[Image: Martin Shovel.]

Even as the UK erupts in protest at the government’s neglect of the NHS, the Tory privatisation plan is working, it seems.

The crisis has created a perception that the public health service is unable to cope. Private firms can capitalise on this – and don’t forget that more private contracts are being offered up for NHS work, every day. Here’s the latest:

It’s for an ‘integrated urgent care service’ (whatever that may be), offered by Kernow CCG (in Cornwall?) and is worth nearly £50 million.

It should be remembered that private healthcare will not offer treatment for the most complicated, long-term conditions; the people who need it most. Instead, they take contracts that draw funding away from their treatment.

And the ‘crisis’ narrative gains momentum – but it lacks one major element.

The only reason there is a humanitarian crisis in the NHS is underfunding by the Conservative Party in government. They will have inflicted nearly £40 billion of cuts by 2020, and have already passed on around £20 billion of funding to private companies, much of which will be transferred to shareholders’ bank accounts as profit, rather than having anything to do with treatment of illness.

The bureaucratic cost of private involvement alone is astronomical.

Yet Theresa May tried to blame the crisis on the increase of elderly patients, in Prime Minister’s Questions on Wednesday.

In fact, decades of ward closures have led to the bed crisis. Bed-to-population ratios are worse than in some eastern European countries. Funding of the NHS, in total, is well below the EU average. But Mrs May keeps rattling on about a “strong economy” being the answer. Didn’t Philip Hammond say our economy is the strongest in the developed world, during his Autumn Statement last year? Yes, he did.

The only way the NHS can receive proper funding is the removal of private sector involvement from the National Health Service and the redirection of the funds this frees, back into healthcare.

That must be the first priority of any campaign to save the NHS.

The way to achieve it is simple: Destroy the Tory narrative.

The aging population isn’t blocking up A&E – Tory underfunding and bed closures did that.

Why isn’t the NHS properly funded, considering the Tories say we have the healthiest economy in the developed world?

If the Tories didn’t want A&E departments flooded with non-urgent patients, why did they close walk-in centres and pharmacies?

There must be no let-up, no relief for Conservative pro-privatisation mouthpieces. They must be challenged at every opportunity.

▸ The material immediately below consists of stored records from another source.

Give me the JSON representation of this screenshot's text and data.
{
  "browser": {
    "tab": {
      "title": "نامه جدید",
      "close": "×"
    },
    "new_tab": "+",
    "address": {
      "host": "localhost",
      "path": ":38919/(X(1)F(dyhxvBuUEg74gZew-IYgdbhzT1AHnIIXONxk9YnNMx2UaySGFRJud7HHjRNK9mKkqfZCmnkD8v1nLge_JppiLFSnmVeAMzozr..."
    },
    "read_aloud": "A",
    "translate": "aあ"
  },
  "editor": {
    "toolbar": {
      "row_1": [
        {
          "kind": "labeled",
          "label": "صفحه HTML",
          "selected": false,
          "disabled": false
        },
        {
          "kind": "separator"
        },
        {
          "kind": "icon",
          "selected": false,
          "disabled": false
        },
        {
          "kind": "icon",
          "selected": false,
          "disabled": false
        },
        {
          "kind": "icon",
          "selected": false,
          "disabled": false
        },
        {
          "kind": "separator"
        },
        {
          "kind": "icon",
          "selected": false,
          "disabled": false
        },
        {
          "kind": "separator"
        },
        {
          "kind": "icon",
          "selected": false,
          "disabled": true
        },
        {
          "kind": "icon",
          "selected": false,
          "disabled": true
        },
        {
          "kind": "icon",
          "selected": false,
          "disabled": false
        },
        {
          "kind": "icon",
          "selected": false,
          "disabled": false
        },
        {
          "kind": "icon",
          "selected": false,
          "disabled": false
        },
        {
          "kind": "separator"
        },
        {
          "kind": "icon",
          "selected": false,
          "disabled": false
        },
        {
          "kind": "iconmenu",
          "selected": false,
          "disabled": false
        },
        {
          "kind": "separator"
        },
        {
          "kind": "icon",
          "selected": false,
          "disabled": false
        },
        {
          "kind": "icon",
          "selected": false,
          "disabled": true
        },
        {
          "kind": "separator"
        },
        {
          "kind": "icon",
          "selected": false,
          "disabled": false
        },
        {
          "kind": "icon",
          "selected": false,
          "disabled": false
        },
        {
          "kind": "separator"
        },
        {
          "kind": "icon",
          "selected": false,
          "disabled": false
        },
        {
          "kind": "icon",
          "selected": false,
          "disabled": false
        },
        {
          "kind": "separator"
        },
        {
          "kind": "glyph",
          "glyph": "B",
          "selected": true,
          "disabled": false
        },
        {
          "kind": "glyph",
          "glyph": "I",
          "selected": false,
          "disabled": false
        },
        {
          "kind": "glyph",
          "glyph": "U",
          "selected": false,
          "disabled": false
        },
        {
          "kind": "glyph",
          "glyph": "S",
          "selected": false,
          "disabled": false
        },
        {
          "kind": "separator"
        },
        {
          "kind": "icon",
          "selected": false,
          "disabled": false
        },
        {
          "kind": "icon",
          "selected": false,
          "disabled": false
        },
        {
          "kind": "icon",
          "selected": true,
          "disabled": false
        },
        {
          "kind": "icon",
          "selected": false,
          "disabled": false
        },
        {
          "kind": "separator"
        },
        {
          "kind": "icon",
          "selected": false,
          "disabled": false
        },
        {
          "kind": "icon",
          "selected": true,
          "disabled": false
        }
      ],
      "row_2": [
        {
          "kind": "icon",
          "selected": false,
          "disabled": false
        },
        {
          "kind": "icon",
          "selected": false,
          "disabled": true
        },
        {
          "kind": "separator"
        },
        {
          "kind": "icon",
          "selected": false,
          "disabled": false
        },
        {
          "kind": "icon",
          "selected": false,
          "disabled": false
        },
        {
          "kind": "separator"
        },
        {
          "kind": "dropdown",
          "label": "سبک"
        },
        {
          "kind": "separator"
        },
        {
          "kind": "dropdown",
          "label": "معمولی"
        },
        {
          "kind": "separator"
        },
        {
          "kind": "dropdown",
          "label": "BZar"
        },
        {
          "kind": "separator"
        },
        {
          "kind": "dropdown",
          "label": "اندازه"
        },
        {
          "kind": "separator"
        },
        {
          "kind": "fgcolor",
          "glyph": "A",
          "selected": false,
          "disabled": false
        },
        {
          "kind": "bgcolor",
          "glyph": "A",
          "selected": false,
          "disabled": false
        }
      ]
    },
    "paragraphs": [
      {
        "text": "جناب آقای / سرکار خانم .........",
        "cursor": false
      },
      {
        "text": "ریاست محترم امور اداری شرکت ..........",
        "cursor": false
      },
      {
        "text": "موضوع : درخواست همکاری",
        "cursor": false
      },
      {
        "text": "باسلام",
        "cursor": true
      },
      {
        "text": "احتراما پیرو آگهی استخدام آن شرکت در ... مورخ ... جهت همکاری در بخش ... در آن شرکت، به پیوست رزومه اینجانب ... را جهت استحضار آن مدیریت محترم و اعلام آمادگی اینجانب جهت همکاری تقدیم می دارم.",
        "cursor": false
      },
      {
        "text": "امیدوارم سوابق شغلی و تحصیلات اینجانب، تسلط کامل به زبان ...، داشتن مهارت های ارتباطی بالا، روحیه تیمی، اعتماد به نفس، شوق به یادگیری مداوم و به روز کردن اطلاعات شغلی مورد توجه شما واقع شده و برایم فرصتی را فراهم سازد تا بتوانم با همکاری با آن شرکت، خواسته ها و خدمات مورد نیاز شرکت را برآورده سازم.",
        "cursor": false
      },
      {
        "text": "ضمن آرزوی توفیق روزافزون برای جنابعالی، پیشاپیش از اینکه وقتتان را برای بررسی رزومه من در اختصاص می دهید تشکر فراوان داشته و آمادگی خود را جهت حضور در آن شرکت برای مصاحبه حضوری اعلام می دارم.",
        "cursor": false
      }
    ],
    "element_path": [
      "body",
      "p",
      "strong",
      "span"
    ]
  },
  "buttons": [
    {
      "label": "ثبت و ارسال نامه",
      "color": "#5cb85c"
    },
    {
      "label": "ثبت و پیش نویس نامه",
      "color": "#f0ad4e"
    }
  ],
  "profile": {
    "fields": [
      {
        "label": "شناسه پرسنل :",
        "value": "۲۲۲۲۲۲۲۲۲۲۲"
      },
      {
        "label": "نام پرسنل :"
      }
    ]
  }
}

Their answers must always be challenged. If they fail to provide adequate answers, the question should be put again.

Challenge the narrative. Undermine their confidence.

Win back your health service.